St. Louis gathered $400 million in public money to build its second stadium in less than 25 years, an unheard-of accomplishment. But the league didn’t care, and I think other NFL cities will remember that in the future. The days of public money being put into stadiums may be over.
The league has already reached its peak. It has issues bringing people to games because it has priced out families. The average middle class family can’t afford to go to a game. The quality of gameplay is also dropping as college players have a more difficult time transitioning to the NFL. The officiating on the field is awful. After every big play fans and players alike look for a little yellow flag over some tick-tack foul. It’s no longer a big-play league; it is a don’t-get-penalized league. Officiating off the field is even worse. Ray Rice is given a three-game suspension for domestic violence while other players lose an entire season for a drug that is legal in some states. Now the league has proven it only cares about money, not its own rules.

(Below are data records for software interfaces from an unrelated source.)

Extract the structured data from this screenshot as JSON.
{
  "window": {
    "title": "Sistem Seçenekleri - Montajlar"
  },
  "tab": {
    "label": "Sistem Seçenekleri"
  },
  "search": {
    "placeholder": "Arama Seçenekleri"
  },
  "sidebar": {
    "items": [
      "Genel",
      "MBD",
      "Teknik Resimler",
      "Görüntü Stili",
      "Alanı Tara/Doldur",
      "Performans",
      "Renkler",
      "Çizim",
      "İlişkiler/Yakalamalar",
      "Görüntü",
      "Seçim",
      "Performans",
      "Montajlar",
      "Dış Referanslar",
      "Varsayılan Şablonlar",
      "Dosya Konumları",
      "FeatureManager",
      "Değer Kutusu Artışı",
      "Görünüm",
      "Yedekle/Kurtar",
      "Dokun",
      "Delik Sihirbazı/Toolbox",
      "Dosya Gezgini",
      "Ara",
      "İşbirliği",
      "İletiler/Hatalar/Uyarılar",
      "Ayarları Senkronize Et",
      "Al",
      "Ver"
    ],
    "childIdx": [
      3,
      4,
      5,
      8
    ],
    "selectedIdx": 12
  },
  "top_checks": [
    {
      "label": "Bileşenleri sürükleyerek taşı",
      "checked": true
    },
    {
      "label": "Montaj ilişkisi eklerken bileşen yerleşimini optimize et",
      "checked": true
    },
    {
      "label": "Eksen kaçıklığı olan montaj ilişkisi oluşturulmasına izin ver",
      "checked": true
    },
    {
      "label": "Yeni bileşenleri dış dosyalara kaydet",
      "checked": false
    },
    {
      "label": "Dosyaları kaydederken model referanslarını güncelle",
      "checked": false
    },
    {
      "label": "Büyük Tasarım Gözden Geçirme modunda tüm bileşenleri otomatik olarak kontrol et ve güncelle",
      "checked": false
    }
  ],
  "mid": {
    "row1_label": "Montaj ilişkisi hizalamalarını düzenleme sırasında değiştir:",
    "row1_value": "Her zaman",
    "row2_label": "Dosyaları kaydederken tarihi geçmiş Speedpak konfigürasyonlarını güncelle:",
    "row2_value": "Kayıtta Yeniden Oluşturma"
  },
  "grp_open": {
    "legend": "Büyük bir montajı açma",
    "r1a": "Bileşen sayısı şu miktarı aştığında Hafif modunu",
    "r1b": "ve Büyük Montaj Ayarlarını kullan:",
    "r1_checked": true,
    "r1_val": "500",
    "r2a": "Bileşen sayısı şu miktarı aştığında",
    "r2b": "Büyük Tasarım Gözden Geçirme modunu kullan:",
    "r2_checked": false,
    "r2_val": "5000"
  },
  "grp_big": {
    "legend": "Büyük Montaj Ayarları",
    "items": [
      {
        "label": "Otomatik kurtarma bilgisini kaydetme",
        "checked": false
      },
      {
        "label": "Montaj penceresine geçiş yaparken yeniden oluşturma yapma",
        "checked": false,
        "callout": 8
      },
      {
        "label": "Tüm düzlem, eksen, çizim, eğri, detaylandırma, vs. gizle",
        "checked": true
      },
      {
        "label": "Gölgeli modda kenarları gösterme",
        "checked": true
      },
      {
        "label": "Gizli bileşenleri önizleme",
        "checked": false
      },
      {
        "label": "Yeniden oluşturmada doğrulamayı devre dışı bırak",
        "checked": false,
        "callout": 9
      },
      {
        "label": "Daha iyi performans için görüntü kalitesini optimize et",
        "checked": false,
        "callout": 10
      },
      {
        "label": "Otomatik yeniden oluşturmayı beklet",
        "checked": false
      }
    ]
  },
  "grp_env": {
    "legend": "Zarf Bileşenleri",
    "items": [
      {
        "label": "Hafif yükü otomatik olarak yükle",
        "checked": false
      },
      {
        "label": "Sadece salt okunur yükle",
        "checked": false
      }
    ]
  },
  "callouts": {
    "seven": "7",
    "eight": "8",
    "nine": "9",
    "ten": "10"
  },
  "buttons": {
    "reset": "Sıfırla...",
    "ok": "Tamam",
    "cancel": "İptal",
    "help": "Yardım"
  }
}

As Dave Peacock of the stadium task force said, the city did all it could as the league constantly changed the rules of the game.

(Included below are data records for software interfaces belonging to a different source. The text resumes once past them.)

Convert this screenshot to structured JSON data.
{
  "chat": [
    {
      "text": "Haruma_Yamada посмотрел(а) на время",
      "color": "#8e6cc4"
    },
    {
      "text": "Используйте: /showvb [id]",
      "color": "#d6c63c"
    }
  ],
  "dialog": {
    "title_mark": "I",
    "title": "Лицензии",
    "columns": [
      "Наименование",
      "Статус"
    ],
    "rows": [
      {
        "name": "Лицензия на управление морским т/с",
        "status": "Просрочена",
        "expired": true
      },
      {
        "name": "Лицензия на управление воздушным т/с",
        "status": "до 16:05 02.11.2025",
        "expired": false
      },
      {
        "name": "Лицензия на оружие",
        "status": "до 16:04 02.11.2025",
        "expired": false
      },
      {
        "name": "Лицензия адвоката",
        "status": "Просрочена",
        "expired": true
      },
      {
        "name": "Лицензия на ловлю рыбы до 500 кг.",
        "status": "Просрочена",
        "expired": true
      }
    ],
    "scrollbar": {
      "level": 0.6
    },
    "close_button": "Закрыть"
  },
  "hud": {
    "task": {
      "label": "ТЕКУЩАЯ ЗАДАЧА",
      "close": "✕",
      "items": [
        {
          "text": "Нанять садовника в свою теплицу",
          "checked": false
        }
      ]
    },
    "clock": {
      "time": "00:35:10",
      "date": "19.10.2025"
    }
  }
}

Failure ahead for Silent Stan’s team
Most other NFL fans probably want me to shut up and quit complaining. Most other NFL fans probably don’t care and won’t care until the league comes for their team.

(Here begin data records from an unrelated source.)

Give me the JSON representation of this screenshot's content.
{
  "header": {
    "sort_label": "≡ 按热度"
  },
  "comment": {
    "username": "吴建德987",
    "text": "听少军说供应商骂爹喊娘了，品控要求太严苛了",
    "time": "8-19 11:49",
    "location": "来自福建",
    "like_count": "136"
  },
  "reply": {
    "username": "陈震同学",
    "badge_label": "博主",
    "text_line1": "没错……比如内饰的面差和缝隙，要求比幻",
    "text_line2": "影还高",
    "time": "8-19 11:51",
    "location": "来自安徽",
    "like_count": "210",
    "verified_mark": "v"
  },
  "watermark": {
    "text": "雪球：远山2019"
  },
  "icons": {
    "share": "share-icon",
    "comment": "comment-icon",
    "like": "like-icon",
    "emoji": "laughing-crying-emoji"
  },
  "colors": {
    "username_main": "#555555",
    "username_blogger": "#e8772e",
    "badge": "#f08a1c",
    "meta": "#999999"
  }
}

Kroenke may double the value of his team with this move, but he will fail miserably if he runs this team in Los Angeles the same way he ran it in St. Louis. Los Angeles has some of the most historic franchises in all of sports, yet passion for their teams is dictated by play just as much, if not more, than it is in other cities.
The City of Angels wants to see a show, something flashy. They’re getting an owner who only cares about the bottom line. Guys like that don’t win championships.
I can’t help but thinking about my childhood and the football that I grew up with. I’ve never known a good football team.
As I already said, I was too little to remember the Greatest Show on Turf. All I can ever remember is miserably bad Rams teams. I’ve always assumed that these miserably bad teams are why I was a relatively late to become an NFL fan. I watch stars like Aaron Rodgers in awe because I see how entertaining this game should be. It’s an entirely different world.
There are a plethora of sad aspects about the way the Rams left St. Louis. Not just today but throughout the last decade plus that they have been trying to leave.
No longer will I be naive enough to think human decency will trump greed.
I hate that other fan bases will have to go through this.
Tweets of the Day:
It was a wild day of rumors and actual news on Twitter. To serve as both a record of the day’s events as well as a timeline, here is a collection of the day’s tweets in somewhat chronological order:
Build-Up Mostly good news for St. Louis
Voting Starts Things starting to look a little worse…
The End is Nigh
Decision Made – Reactions
^^ Early tweet of the year candidate for bringing much needed humor to a dark moment.
Oh and here’s a link to a petition for Kroenke’s removal from the Missouri Sports Hall of Fame:
Featured picture from @mattsebek on Twitter.